Standing behind the Health Minister is the Treasurer, and if there is one 
person in this place who should be held responsible for the enormous and 
unproductive tension between public sector workers and government in 
Tasmania, it is the Treasurer, who for nine months dug in on the 2 per 
cent, told public sector workers it was 2 per cent or nothing - 'my way or 
the highway' Gutwein.

We have come to the point where the Minister for Health has apparently 
done his lolly on radio out of frustration, but it goes back many months 
to an attitude of arrogance towards public sector workers and their union 
representatives that has brought us to a place where we have fantastic 
nurses at the Mersey taking industrial action, bus drivers prepared to 
take industrial action, and teachers and other educators prepared to take 
industrial action because they are being treated unfairly. They are being 
underpaid and they are being dismissed. We have got to a point after nine 
months where the conflict between government and public sector workers has 
become so intense that we now have rolling industrial action across the 
state that was avoidable.

We had to cop in last year's state budget speech from this Treasurer, 'my 
way or the highway' Gutwein, that we are in a golden age. We had to 
listen to the Premier say in his incredibly poorly written and constructed 
state of the state speech, that this is Tasmania's time to shine. You 
cannot on the one hand say that we have entered the glory days, and on the 
other, say to your thousands of hardworking, loyal public sector workers, 
'When we said that we didn't mean you.' This is from a government that 
brought legislation into this place in the last term to give every one of 
us a pay rise substantially over 2 per cent, prepared to peg this 
parliament's salary at the wages price index, but says to public sector 
workers, 'No, you can stick on 2 per cent and we're not budging'. Then 
when finally there is some sign that they will be budging, we hear the 
public sector workers might be asked to give up their Easter Tuesday. 

It is all very well to censure the latest government minister who has been 
caught in this situation, but the malaise and the conflict goes back 
further than nine months. It goes back into the last term of the 
parliament where a culture was set by the Liberals when they came to 
government, and it is in the DNA of conservative parties to be 
antagonistic towards unions. So the culture was set. We saw hundreds of 
public sector workers lose their jobs across health, human services, 
education and biosecurity. It is unarguable that one of the first things 
that happened under this Liberal majority Government was an attack on the 
public service, so it set the dynamic which has remained toxic to this day.

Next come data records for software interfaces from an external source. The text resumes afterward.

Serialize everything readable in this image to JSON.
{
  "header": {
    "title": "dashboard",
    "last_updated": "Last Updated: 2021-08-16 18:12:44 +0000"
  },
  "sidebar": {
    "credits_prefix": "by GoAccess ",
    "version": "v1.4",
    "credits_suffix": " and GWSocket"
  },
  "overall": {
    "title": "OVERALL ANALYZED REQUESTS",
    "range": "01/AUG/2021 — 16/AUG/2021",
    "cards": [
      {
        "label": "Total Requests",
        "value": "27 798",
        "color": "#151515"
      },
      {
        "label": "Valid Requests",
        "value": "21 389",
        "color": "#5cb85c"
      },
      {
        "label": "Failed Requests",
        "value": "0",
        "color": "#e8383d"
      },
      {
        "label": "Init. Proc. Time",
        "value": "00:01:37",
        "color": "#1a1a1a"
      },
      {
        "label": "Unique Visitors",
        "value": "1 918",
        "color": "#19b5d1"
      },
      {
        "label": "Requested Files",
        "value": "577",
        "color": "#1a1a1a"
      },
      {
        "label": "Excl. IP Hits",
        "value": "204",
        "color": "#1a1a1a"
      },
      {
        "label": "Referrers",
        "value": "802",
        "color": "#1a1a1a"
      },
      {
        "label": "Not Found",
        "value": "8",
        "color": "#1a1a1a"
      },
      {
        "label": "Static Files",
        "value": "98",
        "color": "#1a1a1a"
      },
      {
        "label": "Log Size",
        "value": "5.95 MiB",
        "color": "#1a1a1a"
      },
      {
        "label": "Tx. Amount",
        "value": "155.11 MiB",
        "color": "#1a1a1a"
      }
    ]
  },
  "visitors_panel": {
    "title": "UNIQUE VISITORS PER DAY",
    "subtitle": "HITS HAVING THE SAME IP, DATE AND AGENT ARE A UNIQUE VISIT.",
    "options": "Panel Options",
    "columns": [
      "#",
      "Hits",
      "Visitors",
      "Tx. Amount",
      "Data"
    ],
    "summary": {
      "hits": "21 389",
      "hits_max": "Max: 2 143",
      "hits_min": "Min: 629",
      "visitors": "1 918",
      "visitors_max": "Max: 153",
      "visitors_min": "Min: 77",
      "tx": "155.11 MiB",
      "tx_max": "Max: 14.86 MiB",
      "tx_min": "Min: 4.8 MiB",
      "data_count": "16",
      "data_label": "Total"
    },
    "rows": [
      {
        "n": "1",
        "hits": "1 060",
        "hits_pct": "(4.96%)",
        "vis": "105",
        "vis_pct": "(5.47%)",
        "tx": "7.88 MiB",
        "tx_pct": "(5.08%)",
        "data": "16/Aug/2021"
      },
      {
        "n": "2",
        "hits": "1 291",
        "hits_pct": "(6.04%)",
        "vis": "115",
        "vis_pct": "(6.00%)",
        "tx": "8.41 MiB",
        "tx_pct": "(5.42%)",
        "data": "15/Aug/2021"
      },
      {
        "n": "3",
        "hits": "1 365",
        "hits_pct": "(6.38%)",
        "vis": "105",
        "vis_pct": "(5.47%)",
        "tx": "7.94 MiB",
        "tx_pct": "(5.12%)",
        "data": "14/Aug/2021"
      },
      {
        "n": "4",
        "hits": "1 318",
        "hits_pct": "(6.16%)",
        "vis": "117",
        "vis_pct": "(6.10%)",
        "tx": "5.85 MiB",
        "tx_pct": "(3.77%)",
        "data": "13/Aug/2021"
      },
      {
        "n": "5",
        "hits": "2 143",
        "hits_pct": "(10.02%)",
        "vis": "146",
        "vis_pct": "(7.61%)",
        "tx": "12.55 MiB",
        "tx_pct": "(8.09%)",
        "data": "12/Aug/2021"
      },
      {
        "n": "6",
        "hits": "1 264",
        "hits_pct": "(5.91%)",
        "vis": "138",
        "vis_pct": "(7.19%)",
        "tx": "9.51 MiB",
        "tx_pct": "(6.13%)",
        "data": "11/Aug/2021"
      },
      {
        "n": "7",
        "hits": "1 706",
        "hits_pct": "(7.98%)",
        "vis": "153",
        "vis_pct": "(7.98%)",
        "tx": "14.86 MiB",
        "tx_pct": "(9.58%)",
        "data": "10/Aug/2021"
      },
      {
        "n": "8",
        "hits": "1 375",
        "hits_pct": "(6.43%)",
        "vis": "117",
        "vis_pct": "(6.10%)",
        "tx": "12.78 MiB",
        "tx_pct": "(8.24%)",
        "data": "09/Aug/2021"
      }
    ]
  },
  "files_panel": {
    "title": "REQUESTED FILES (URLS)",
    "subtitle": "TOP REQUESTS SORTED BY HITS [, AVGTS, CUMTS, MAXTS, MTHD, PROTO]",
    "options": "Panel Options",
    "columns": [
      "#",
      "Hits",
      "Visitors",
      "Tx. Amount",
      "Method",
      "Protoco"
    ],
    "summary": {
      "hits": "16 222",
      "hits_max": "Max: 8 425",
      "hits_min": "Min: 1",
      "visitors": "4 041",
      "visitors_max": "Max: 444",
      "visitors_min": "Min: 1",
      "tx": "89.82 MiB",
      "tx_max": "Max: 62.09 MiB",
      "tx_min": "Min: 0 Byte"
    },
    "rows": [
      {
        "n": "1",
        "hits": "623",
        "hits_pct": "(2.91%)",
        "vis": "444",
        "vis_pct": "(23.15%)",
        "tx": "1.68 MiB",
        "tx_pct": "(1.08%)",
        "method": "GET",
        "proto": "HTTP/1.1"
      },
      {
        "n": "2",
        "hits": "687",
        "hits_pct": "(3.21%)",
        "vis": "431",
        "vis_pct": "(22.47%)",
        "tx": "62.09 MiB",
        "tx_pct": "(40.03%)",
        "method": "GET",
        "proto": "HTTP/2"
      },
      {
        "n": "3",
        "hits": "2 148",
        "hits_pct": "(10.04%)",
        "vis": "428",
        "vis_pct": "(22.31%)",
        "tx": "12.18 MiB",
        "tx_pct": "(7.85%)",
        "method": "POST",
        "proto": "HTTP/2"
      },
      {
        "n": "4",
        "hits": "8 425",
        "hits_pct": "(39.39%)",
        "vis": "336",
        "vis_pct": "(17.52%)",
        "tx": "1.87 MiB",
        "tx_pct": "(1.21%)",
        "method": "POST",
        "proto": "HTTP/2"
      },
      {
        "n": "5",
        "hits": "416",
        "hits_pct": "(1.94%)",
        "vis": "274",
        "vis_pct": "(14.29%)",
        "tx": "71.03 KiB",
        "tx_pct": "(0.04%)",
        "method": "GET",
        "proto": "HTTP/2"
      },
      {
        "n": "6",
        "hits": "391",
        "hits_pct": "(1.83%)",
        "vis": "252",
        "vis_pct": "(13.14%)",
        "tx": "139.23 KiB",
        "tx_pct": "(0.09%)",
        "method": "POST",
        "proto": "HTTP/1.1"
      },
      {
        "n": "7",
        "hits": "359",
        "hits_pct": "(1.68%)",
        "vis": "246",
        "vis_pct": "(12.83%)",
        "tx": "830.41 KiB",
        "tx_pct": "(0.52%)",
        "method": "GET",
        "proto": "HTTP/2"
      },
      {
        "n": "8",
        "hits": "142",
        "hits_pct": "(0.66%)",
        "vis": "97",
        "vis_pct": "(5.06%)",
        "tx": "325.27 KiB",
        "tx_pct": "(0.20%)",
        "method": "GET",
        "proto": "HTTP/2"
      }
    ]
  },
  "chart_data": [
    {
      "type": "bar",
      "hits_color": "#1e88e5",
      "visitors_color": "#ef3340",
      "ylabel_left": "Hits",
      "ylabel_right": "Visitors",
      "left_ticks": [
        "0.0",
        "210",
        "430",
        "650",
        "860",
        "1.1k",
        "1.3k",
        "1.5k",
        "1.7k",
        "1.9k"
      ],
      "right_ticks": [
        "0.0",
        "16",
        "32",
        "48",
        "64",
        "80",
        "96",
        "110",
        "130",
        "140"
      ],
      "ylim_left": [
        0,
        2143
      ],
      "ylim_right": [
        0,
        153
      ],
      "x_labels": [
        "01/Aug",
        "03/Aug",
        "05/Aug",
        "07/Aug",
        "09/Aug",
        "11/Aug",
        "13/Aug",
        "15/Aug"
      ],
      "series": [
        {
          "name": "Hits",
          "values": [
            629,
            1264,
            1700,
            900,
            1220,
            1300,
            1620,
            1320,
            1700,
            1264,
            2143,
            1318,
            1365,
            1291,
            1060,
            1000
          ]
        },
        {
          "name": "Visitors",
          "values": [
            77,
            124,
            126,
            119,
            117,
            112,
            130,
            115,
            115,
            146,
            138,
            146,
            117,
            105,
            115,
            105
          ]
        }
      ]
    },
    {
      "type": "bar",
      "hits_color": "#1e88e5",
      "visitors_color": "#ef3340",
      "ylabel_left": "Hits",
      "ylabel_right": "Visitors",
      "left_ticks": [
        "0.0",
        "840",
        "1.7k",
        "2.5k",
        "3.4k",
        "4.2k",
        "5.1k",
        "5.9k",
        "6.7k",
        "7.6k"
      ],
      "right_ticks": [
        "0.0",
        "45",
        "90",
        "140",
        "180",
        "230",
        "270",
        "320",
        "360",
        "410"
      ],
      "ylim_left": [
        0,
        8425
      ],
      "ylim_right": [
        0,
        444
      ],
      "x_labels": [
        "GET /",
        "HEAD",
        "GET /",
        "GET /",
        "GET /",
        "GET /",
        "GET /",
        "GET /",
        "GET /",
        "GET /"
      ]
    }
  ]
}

The one thing I will agree with the Health minister about is that we need 
clear heads here because Tasmanians cannot afford to be caught in rolling 
industrial conflict. It impacts on public services and on the ability of 
our public servants to do their job. You cannot on the one side of your 
face say we are entering a golden age and on the other say to our public 
sector workers that you will not pay them properly and they will actually 
be further behind as a result of this wages policy over time, and then 
finally be dragged to the table kicking and screaming and offer the most 
miserly compromise. That is not the way good-faith negotiations work, 
Madam Speaker.